▸ **Task description**
Repeat every line that appears below, with nothing altered.

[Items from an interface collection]
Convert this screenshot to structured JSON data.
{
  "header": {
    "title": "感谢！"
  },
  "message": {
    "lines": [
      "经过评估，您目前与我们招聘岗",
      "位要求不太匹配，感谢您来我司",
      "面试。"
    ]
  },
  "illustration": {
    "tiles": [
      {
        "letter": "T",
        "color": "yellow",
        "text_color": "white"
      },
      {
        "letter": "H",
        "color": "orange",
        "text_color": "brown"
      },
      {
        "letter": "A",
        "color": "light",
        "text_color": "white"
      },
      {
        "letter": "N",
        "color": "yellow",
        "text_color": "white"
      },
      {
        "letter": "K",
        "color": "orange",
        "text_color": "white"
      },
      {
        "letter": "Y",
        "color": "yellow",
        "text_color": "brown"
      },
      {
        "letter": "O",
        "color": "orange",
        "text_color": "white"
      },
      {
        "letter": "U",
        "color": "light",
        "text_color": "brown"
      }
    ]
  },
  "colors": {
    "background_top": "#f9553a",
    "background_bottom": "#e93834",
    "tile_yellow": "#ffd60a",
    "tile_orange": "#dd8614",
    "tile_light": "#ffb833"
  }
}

▸ **Task answer**
Convert this screenshot to structured JSON data.
{
  "header": {
    "title": "感谢！"
  },
  "message": {
    "lines": [
      "经过评估，您目前与我们招聘岗",
      "位要求不太匹配，感谢您来我司",
      "面试。"
    ]
  },
  "illustration": {
    "tiles": [
      {
        "letter": "T",
        "color": "yellow",
        "text_color": "white"
      },
      {
        "letter": "H",
        "color": "orange",
        "text_color": "brown"
      },
      {
        "letter": "A",
        "color": "light",
        "text_color": "white"
      },
      {
        "letter": "N",
        "color": "yellow",
        "text_color": "white"
      },
      {
        "letter": "K",
        "color": "orange",
        "text_color": "white"
      },
      {
        "letter": "Y",
        "color": "yellow",
        "text_color": "brown"
      },
      {
        "letter": "O",
        "color": "orange",
        "text_color": "white"
      },
      {
        "letter": "U",
        "color": "light",
        "text_color": "brown"
      }
    ]
  },
  "colors": {
    "background_top": "#f9553a",
    "background_bottom": "#e93834",
    "tile_yellow": "#ffd60a",
    "tile_orange": "#dd8614",
    "tile_light": "#ffb833"
  }
}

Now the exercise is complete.